# Minimize $\sum_i \arccos(v_i\cdot x)^2$ subject to the constraints $\|v_i\|=1$ and $\|x\|=1$?

Some background: (skip to the end for the actual question) Recently I have been trying to define some notion of an average of points on the surface of a sphere.

My original idea was to ignore the fact that the points are on a sphere and just find the vector $x$ such that the distance to all the other points squared $D=\sum_i\|v_i-x\|^2$ is minimized. Assuming $x$ must also lie on the sphere I expanded and simplified to get $$x=\frac{\sum_iv_i}{\|\sum_iv_i\|}$$ Doing some simulations though, I found that this definition was unsatisfactory.

Instead I found the following alternate definition worked better: Let us denote the average to be the point $x$. Then $x$ is the point such that the sum of the distances along the surface to the other points squared is minimized i.e. $$D=\min_{\|x\|=1}\sum_idist_{S}(v_i,x)^2$$ where $dist_S(v_i,x)$ is the length of the geodesic between $v_i$ and $x$ on the surface $S$.

Since we are working on the sphere however, the distance function is a rather nice and simple: $$dist_S(v_i,x)=\arccos(v_i\cdot x)$$ It follows from the fact that a geodesic on the sphere is an arc and that $$v_i\cdot x=\|v_i\| \|x\|\cos\theta=\cos\theta$$ My question: does there exist a closed form for the vector $x$ such that $\displaystyle\sum_i\arccos(v_i^T x)^2$ is minimized? If not, is there some other way of determining what $x$ is?

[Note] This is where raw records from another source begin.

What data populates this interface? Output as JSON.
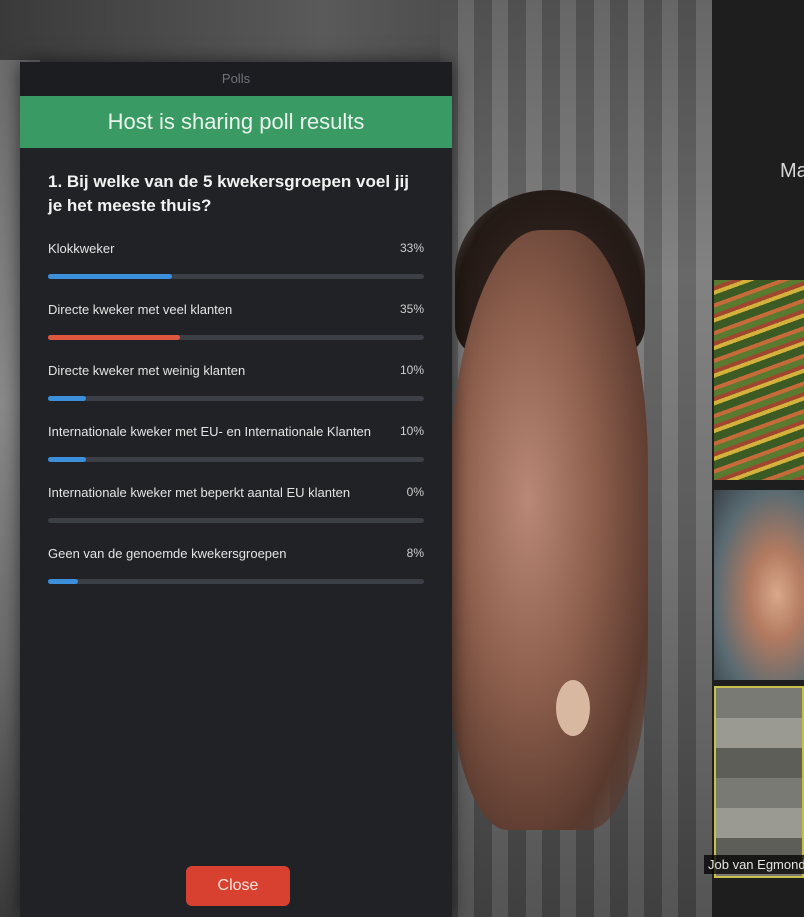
{
  "sidebar": {
    "title_partial": "Ma",
    "participant_label": "Job van Egmond"
  },
  "poll": {
    "window_title": "Polls",
    "banner": "Host is sharing poll results",
    "question": "1. Bij welke van de 5 kwekersgroepen voel jij je het meeste thuis?",
    "options": [
      {
        "label": "Klokkweker",
        "percent_label": "33%",
        "value": 0.33,
        "highlight": false
      },
      {
        "label": "Directe kweker met veel klanten",
        "percent_label": "35%",
        "value": 0.35,
        "highlight": true
      },
      {
        "label": "Directe kweker met weinig klanten",
        "percent_label": "10%",
        "value": 0.1,
        "highlight": false
      },
      {
        "label": "Internationale kweker met EU- en Internationale Klanten",
        "percent_label": "10%",
        "value": 0.1,
        "highlight": false
      },
      {
        "label": "Internationale kweker met beperkt aantal EU klanten",
        "percent_label": "0%",
        "value": 0.0,
        "highlight": false
      },
      {
        "label": "Geen van de genoemde kwekersgroepen",
        "percent_label": "8%",
        "value": 0.08,
        "highlight": false
      }
    ],
    "close_label": "Close"
  },
  "colors": {
    "banner_green": "#3a9a63",
    "bar_blue": "#3b8fdb",
    "bar_highlight": "#e0573f",
    "close_button": "#d8402f"
  }
}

I would not expect a closed form in a minimization problem with non-unique solution. E.g., if $v_i$ are the vertices of inscribed tetrahedron, then (on the grounds of symmetry) there are multiple minimizers. If $v_i$ are perturbed slightly, any of them can become the unique minimizer. Hence, $x$ is not a continuous function of $v_i$.
• What if you restrict it such that all the $v_i$'s lie on the upper hemisphere?